In just 50 days, a one-of-a-kind engineering and lifting project would see four steam generators replaced in a space originally thought inaccessible. The project was a key factor in protecting 683MW of power-generating capacity in Argentina and led to new lifetime extension options for nuclear power stations across the world.
Located in central Argentina, the Embalse nuclear power plant was one of only a few CANDU-6 nuclear power plants across the world. It supplied a steady and cost-effective source of electricity but had reached the end of its operable life. A life extension project had already been considered but faced the most difficult challenge due to problems in accessing the steam generators, which needed to be replaced.
The biggest issue faced was the confined and congested space in which each of the four 180-ton steam generators was housed, accessible only through five different rooms at multiple elevations. These were never designed to be replaced.
NASA presented Mammoet with the scope of work for developing a solution: the 19-meter steam generators would be cut in half while in position, with the top drums refurbished inside the plant and the lower sections (cartridges) completely replaced.
Mammoet designed, prototyped, and tested a set of telescopic gantries, lifting collars, and strand jacks.
This complex configuration provided the 360-degree maneuverability needed to lift, rotate and guide the cartridges from their permanent housing, through openings with only 10 millimeters of clearance.

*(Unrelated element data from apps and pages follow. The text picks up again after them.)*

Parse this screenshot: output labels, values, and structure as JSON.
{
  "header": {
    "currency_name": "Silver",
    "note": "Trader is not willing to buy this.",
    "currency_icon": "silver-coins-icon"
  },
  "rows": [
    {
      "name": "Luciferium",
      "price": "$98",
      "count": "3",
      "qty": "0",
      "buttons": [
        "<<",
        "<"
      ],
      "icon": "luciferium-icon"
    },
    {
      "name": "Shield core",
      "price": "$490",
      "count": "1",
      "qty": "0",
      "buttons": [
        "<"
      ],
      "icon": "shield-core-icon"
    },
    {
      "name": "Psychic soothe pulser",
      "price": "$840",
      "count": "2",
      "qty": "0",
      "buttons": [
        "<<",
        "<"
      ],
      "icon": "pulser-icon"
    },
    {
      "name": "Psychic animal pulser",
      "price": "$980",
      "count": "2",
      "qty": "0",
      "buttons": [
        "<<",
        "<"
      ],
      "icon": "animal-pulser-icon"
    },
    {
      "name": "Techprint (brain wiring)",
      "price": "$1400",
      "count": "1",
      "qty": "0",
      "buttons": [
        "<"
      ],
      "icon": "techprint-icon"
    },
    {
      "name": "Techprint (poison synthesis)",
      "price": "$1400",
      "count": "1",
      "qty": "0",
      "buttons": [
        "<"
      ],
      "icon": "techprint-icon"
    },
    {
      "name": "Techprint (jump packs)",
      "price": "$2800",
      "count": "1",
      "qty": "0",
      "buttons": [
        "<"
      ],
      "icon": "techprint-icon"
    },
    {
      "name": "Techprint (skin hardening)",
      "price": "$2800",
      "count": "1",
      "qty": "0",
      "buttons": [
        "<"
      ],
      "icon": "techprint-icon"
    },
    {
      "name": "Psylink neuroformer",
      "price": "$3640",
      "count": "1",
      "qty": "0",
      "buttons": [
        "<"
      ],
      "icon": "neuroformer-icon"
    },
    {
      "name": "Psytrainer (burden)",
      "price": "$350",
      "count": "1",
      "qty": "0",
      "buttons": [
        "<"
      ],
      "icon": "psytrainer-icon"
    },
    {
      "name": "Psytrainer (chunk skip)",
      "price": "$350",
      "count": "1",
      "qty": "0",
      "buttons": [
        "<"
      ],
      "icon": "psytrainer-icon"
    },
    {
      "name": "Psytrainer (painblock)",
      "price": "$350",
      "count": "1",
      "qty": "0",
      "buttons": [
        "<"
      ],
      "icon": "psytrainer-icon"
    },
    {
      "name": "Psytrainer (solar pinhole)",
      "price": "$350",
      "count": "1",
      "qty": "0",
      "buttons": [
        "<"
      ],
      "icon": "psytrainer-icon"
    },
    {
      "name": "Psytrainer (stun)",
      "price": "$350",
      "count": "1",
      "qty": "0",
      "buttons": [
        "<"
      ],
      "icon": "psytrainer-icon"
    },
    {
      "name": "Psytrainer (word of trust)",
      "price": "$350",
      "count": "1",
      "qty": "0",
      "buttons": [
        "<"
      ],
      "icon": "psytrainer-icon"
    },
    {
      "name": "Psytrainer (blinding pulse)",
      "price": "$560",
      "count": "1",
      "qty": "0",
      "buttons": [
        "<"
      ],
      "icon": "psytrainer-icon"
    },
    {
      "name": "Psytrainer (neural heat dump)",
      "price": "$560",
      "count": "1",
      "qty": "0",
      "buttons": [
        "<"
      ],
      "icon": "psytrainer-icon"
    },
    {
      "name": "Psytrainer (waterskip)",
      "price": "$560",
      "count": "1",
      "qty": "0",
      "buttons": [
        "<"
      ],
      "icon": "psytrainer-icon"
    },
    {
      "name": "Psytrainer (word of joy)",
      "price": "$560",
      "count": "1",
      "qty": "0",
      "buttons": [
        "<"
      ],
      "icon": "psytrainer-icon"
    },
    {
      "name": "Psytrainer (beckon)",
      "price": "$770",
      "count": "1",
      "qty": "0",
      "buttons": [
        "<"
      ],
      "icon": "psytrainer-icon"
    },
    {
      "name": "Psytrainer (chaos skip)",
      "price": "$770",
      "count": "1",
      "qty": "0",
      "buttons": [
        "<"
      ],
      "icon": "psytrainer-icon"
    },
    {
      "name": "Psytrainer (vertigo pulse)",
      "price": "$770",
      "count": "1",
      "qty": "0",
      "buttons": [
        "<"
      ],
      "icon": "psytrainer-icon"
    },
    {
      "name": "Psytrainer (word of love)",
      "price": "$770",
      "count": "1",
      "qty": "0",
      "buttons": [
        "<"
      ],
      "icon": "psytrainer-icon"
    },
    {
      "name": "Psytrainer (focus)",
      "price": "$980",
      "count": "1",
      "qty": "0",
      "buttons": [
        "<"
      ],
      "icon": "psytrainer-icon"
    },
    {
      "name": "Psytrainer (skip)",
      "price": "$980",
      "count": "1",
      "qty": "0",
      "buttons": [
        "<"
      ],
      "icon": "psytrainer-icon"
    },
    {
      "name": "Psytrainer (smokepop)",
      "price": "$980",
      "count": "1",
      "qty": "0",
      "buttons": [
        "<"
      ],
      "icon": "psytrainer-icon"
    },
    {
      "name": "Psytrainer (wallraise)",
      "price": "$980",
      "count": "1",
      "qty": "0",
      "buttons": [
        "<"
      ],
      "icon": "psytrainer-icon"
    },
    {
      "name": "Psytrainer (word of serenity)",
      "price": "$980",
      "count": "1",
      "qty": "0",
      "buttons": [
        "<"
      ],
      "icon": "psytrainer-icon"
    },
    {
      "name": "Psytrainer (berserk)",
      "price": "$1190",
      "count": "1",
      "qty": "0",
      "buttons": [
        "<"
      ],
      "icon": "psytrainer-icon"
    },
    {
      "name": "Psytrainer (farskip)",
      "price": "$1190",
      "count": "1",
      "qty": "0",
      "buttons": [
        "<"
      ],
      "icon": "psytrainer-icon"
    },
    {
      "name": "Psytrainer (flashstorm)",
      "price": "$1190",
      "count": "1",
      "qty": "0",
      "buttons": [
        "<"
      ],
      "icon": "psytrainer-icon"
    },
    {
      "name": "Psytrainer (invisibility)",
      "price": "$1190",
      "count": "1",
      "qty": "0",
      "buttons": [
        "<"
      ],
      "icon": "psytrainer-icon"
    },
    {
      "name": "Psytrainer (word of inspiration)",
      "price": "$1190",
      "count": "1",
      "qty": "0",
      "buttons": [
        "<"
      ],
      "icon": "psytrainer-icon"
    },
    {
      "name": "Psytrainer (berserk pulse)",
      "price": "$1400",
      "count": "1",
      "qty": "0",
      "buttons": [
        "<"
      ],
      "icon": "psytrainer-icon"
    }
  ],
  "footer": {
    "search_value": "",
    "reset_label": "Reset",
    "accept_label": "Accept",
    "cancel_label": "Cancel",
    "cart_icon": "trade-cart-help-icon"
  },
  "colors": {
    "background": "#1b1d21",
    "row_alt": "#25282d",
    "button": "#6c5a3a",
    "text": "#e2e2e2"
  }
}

Outdated information and 30 years of sludge build-up made it impossible to pinpoint the center of gravity. Mammoet developed a trunnion band that could be adjusted to the exact location of the center of gravity – a fitting and safe solution as the actual position proved nowhere near the previously assumed location.
By identifying these and other risks well in advance, considerable savings were made in cost and time.
Mammoet safely completed the removal and replacement exercise in just 50 days. By the beginning of 2019, the Embalse power station was back online and safeguarding electricity generation until 2049.